May 31, 2011

On The Zafra Years (also: journals)

Any young, aspiring Filipino pop writer worth their salt these days has had the Jessica Zafra phase. At least a couple of my friends have all dreamed of becoming her, some even long before they knew she existed. *cough* I'll never forget my Tita's immortal hallmark of a good writer: that she can make even the act of watching ice melt interesting to read about. ("Defrosting", Twisted 7)

More importantly, before the dawn of Rifftrax and the Nostalgia Critic her Twisted book series was my bible on the fine art of injecting film analysis with funny. Personal highlights include:
  • Twisted 5 with the Voltes V-inspired cover and the pieces on The Ninth Gate and Mystery Men, which for some reason I remember most vividly.
  • Twisted 7, which in its time shockingly put forth the theory that Terminator 3 was a good movie. I also fondly remember giggling way too long at the title of the book's Cold Mountain review.
  • Twisted 8, the most recent book I'd gotten to date. (Yes, I know 9 is already out.) Mostly I remember it for giving me yet another reason to just go out and effing buy Atonement already, and for now making me permanently associate Blood Diamond with both Congo and Lord Of The Rings.
In case it had not already become apparent, I had developed then a mild case of Zafra hero worship I decided to wean myself off of (mostly for my own sanity, but also because I still wasn't much of a movie/tennis/tech person).

Of course I still follow her official blog, from time to time remaining indebted to its presence for such things as celebrity correspondence and everything I ever needed to know about Joey Gosiengfiao's Temptation Island.



An extremely bad idea: watching this video right after reading the Wikipedia article on Cannibal Holocaust.


Lately I'd been scouring the blog for its previous entries on the subject of notebooks and other things we use for writing.

This year I have known the thrilling experience of shopping around for my sister's daily planner, and in a way it had caused me to become more contemplative about all the blank notebooks I'd lovingly amassed and scribbled in over the years. (Unlike Sis I am not much of a "planner" person.)

Ever since the minor Moleskine explosion that seems to have erupted domestically overnight, I never really understood the elitist preference for such absurdly pricey journals and other related instruments. (Inkwells?

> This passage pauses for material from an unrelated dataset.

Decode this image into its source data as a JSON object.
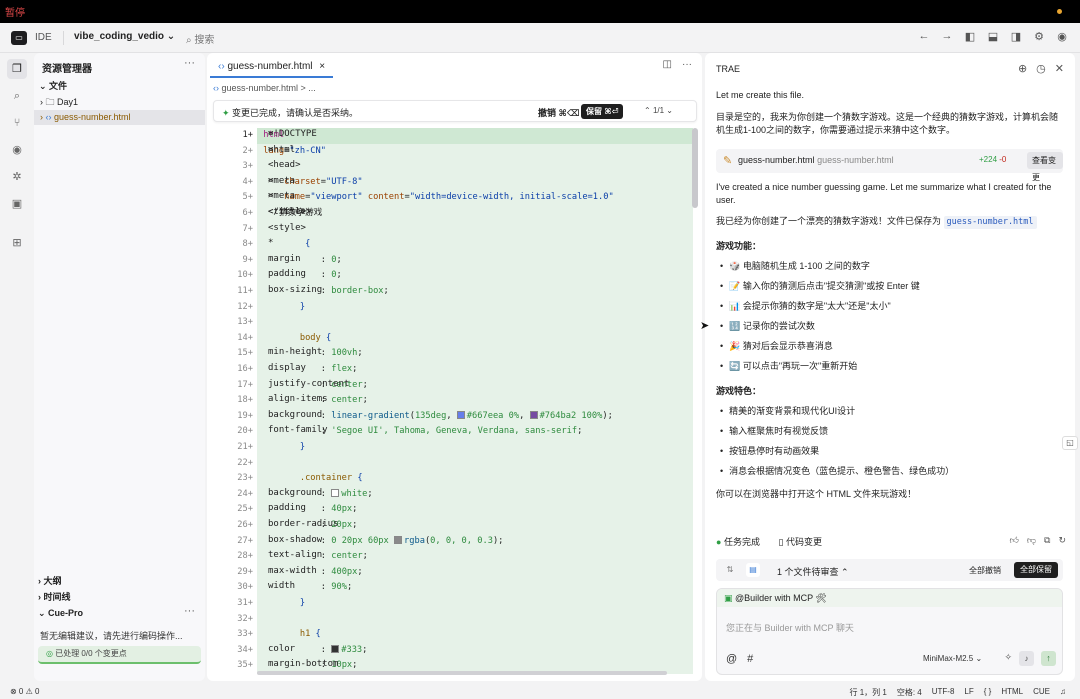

People really still use those?) However at the risk of sounding like a blatant shill, I developed a better understanding of such lofty preferences after finding Gwen Diehn's The Decorated Page on sale at National Bookstore.

I won't go too in-depth about how much I love this book (perhaps I'll save that for another blog entry), but I do highly appreciate its introductory chapters which discussed technical things like archival quality (a.k.a. why "acid-free paper" is a big deal) and the merits of neutral versus determined materials when journalling.

I still can't quite make that transition to high-quality leatherette carnets though, not while I still have a small stockpile of blank books I need to burn through right here at home. Nevertheless, I've now become a more aware, more conscientious diarist (with a disturbingly more pronounced selectiveness when it comes to ballpoint pens).

axilog14 on the art of decorating pages

My current notebook (WHICH IS NOT YOURS). Costed me just P16.50 at American Boulevard a.k.a. Trying To Be Hot Topic.

gloves, by Hot Topic
The funniest part? I could just as easily make these myself.